“We can’t all be doctors, we can’t all be lawyers and we can’t all be bricklayers but we are all part of a community and we all have a huge range of skills.

“The more that you can draw on those skills and exploit them the more likely it is you are to have a successful economy. In the end successful economies are the beginning and end of creating the living standards upon which we all depend.”

It Took A Riot

Lord Heseltine has authored and co-authored a number of published reports on economic regeneration but perhaps his most important study was one that was not published at the time.

Entitled It Took A Riot, the study was for the eyes of Mrs Thatcher and his Cabinet colleagues and illustrated the deep-rooted problems of inner city Liverpool in the early 1980s.

“It had a shocking title and I did that deliberately. I wanted to shock,” he added.

“Robert Armstrong who was secretary of the Cabinet at the time, said of my team we were ‘men possessed’ and that it has absolutely overtaken us. Yes, the horror of the vacuum. The absence of any sense of strength, resilience, determination, the will to fight back.”

Uncomfortable truth

Returning to his central theme, Lord Heseltine offered perhaps an uncomfortable truth for those assembled at the event that, for many of them, Merseyside’s deprived communities were an abstraction that they did not experience first-hand.

He said: “What is a deprived community? You know where they are but you don’t actually go there and I don’t think many of you live there. It is not the middle class culture that is so easily defined – work hard, save, get on the ladder.

“The ‘heroes’ in the areas of high unemployment are the gang leaders. You are dealing with a totally different culture and people that are largely forgotten.

Lord Heseltine at the Liverpool event held in his honour. Picture by Tony McDonough


“I had the simplest philosophy – show me the problem, show me the person in charge. And then usually you find out what the problem actually is… the person in charge.

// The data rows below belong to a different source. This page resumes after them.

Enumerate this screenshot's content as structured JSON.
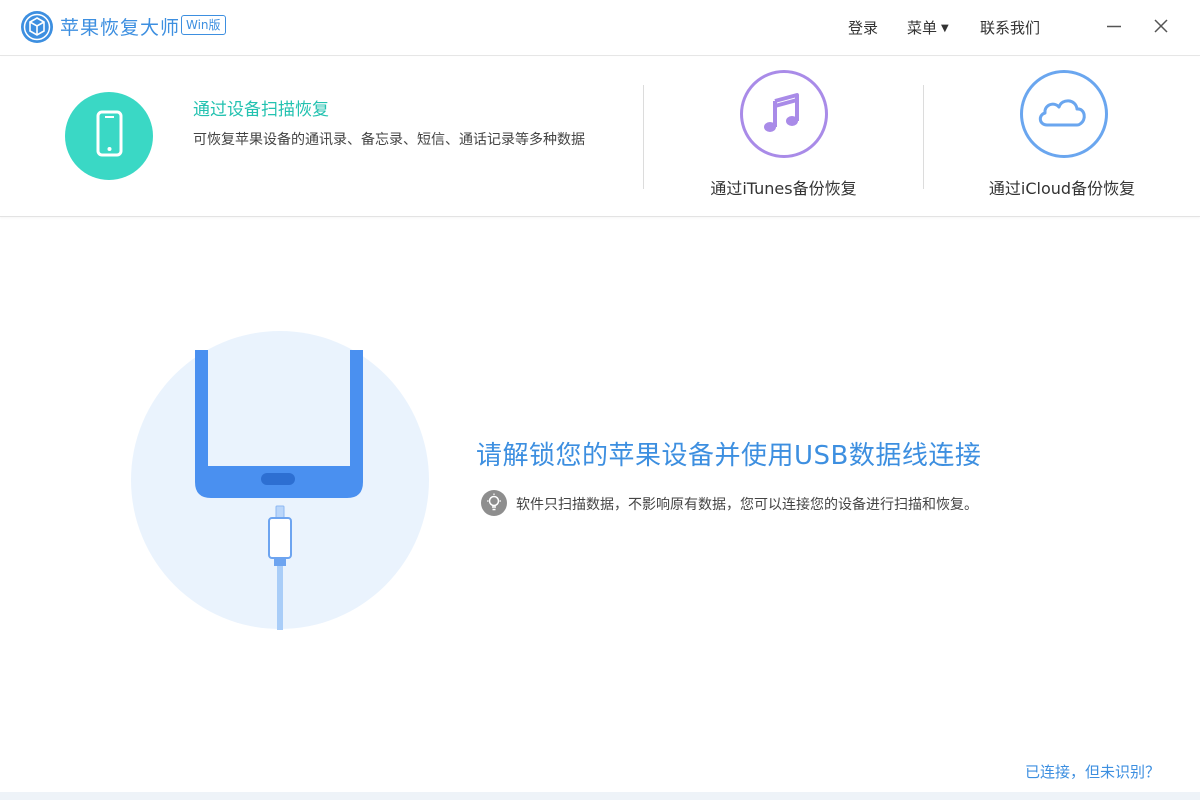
{
  "app": {
    "title": "苹果恢复大师",
    "edition": "Win版"
  },
  "header": {
    "login_label": "登录",
    "menu_label": "菜单",
    "contact_label": "联系我们"
  },
  "modes": {
    "scan": {
      "title": "通过设备扫描恢复",
      "description": "可恢复苹果设备的通讯录、备忘录、短信、通话记录等多种数据",
      "icon": "phone-icon"
    },
    "itunes": {
      "label": "通过iTunes备份恢复",
      "icon": "music-note-icon"
    },
    "icloud": {
      "label": "通过iCloud备份恢复",
      "icon": "cloud-icon"
    }
  },
  "main": {
    "title": "请解锁您的苹果设备并使用USB数据线连接",
    "tip": "软件只扫描数据，不影响原有数据，您可以连接您的设备进行扫描和恢复。",
    "tip_icon": "lightbulb-icon",
    "help_link": "已连接，但未识别？"
  },
  "colors": {
    "accent": "#3d8fe0",
    "scan_teal": "#3ad8c5",
    "itunes_purple": "#a98be8",
    "icloud_blue": "#6aa6ef",
    "phone_blue": "#4a90f0"
  }
}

“I asked one council leader what role the teachers at one of the schools was going to play in a particular project and he replied ‘it’s ok Secretary of State we will tell them’. That was the point that he had lost, that he was behaving just like we in London behave. He was going to tell them the solution.”

Industrial strategy

Lord Heseltine said there had been progress in engaging communities but said it had not yet gone far enough adding that with our imminent withdrawal from the EU it was more important than ever for Britain to have a plan for growth that involved people at all levels.

He added: “The philosophy that I learned here in Liverpool was try to find identifiable communities and try to engage with them to bring about a better improvement in their living standards.

“I am absolutely convinced, Brexit or no Brexit, we still need an industrial strategy. Not just about manufacturing but for the whole economy and the purpose has to be to devolve far more of what London now administers itself to local economic and viable areas.

‘Common accord’

“Liverpool now has two Mayors. In my wildest dreams I never thought we would have a city and a city region mayor and this is a personal challenge to some people which I have no doubt they will wrestle with and, in the greatest interests of the area, they will find a common accord.

“Devolution – trust people, enthuse people and be, above all else, world competitive. Find out what the standards are you are up against in the rest of the world. You have to confront ministers with the truth and make them quality obsessed.

“Be sure when they distribute their power they distribute it competitively and local agencies, whether they be councils, LEPs, private sector vehicles or universities, have got to deliver promises about what they will achieve and be measured by results and end entitlement assumptions – which means money just keeps flowing.

“It is a harsher world, but frankly, the world is getting harsher by the day.”

You might also like More from author

Leave A Reply

Your email address will not be published.

Username field is empty.